WORK TO BE COMPLETED: Your output should be every line below, copied exactly.

[Element data from apps and pages]
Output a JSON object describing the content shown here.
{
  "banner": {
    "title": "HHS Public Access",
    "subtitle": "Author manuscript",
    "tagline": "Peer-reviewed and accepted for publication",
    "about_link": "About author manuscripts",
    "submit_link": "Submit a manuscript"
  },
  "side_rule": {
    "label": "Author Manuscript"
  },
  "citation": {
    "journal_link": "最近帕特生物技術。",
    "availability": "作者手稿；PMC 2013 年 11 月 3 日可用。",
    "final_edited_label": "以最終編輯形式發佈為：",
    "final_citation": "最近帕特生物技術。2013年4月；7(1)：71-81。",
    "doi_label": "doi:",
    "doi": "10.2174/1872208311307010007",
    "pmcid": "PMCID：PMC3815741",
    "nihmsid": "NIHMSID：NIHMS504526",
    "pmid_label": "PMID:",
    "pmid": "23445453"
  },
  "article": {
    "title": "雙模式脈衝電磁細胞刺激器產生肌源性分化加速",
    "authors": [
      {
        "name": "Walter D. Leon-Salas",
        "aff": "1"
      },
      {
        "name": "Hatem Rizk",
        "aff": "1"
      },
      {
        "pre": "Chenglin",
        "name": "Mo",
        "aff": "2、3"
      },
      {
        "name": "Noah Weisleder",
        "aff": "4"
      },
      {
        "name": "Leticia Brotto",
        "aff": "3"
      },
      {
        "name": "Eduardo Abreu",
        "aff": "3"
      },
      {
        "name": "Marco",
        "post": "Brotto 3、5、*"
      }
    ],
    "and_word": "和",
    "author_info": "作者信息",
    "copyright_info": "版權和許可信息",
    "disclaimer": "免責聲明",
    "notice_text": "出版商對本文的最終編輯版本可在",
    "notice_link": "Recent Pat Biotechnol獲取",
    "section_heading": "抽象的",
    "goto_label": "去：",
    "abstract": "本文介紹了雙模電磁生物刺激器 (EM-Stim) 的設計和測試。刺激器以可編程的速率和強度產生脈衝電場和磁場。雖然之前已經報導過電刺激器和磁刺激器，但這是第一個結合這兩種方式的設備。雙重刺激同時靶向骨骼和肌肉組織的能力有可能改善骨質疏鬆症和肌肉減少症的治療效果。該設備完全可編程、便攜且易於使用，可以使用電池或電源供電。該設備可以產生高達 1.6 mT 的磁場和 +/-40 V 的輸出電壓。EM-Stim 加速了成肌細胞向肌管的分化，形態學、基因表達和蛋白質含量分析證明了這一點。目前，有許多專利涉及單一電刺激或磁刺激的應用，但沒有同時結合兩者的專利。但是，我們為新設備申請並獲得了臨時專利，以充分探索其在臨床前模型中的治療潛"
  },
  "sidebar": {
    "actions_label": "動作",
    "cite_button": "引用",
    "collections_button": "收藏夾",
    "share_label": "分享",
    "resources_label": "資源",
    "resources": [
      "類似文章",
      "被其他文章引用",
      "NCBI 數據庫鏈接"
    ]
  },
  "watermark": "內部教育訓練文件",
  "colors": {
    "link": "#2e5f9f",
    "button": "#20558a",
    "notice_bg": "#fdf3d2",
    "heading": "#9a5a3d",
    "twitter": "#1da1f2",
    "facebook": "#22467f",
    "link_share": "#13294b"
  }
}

RESPONSE:
Output a JSON object describing the content shown here.
{
  "banner": {
    "title": "HHS Public Access",
    "subtitle": "Author manuscript",
    "tagline": "Peer-reviewed and accepted for publication",
    "about_link": "About author manuscripts",
    "submit_link": "Submit a manuscript"
  },
  "side_rule": {
    "label": "Author Manuscript"
  },
  "citation": {
    "journal_link": "最近帕特生物技術。",
    "availability": "作者手稿；PMC 2013 年 11 月 3 日可用。",
    "final_edited_label": "以最終編輯形式發佈為：",
    "final_citation": "最近帕特生物技術。2013年4月；7(1)：71-81。",
    "doi_label": "doi:",
    "doi": "10.2174/1872208311307010007",
    "pmcid": "PMCID：PMC3815741",
    "nihmsid": "NIHMSID：NIHMS504526",
    "pmid_label": "PMID:",
    "pmid": "23445453"
  },
  "article": {
    "title": "雙模式脈衝電磁細胞刺激器產生肌源性分化加速",
    "authors": [
      {
        "name": "Walter D. Leon-Salas",
        "aff": "1"
      },
      {
        "name": "Hatem Rizk",
        "aff": "1"
      },
      {
        "pre": "Chenglin",
        "name": "Mo",
        "aff": "2、3"
      },
      {
        "name": "Noah Weisleder",
        "aff": "4"
      },
      {
        "name": "Leticia Brotto",
        "aff": "3"
      },
      {
        "name": "Eduardo Abreu",
        "aff": "3"
      },
      {
        "name": "Marco",
        "post": "Brotto 3、5、*"
      }
    ],
    "and_word": "和",
    "author_info": "作者信息",
    "copyright_info": "版權和許可信息",
    "disclaimer": "免責聲明",
    "notice_text": "出版商對本文的最終編輯版本可在",
    "notice_link": "Recent Pat Biotechnol獲取",
    "section_heading": "抽象的",
    "goto_label": "去：",
    "abstract": "本文介紹了雙模電磁生物刺激器 (EM-Stim) 的設計和測試。刺激器以可編程的速率和強度產生脈衝電場和磁場。雖然之前已經報導過電刺激器和磁刺激器，但這是第一個結合這兩種方式的設備。雙重刺激同時靶向骨骼和肌肉組織的能力有可能改善骨質疏鬆症和肌肉減少症的治療效果。該設備完全可編程、便攜且易於使用，可以使用電池或電源供電。該設備可以產生高達 1.6 mT 的磁場和 +/-40 V 的輸出電壓。EM-Stim 加速了成肌細胞向肌管的分化，形態學、基因表達和蛋白質含量分析證明了這一點。目前，有許多專利涉及單一電刺激或磁刺激的應用，但沒有同時結合兩者的專利。但是，我們為新設備申請並獲得了臨時專利，以充分探索其在臨床前模型中的治療潛"
  },
  "sidebar": {
    "actions_label": "動作",
    "cite_button": "引用",
    "collections_button": "收藏夾",
    "share_label": "分享",
    "resources_label": "資源",
    "resources": [
      "類似文章",
      "被其他文章引用",
      "NCBI 數據庫鏈接"
    ]
  },
  "watermark": "內部教育訓練文件",
  "colors": {
    "link": "#2e5f9f",
    "button": "#20558a",
    "notice_bg": "#fdf3d2",
    "heading": "#9a5a3d",
    "twitter": "#1da1f2",
    "facebook": "#22467f",
    "link_share": "#13294b"
  }
}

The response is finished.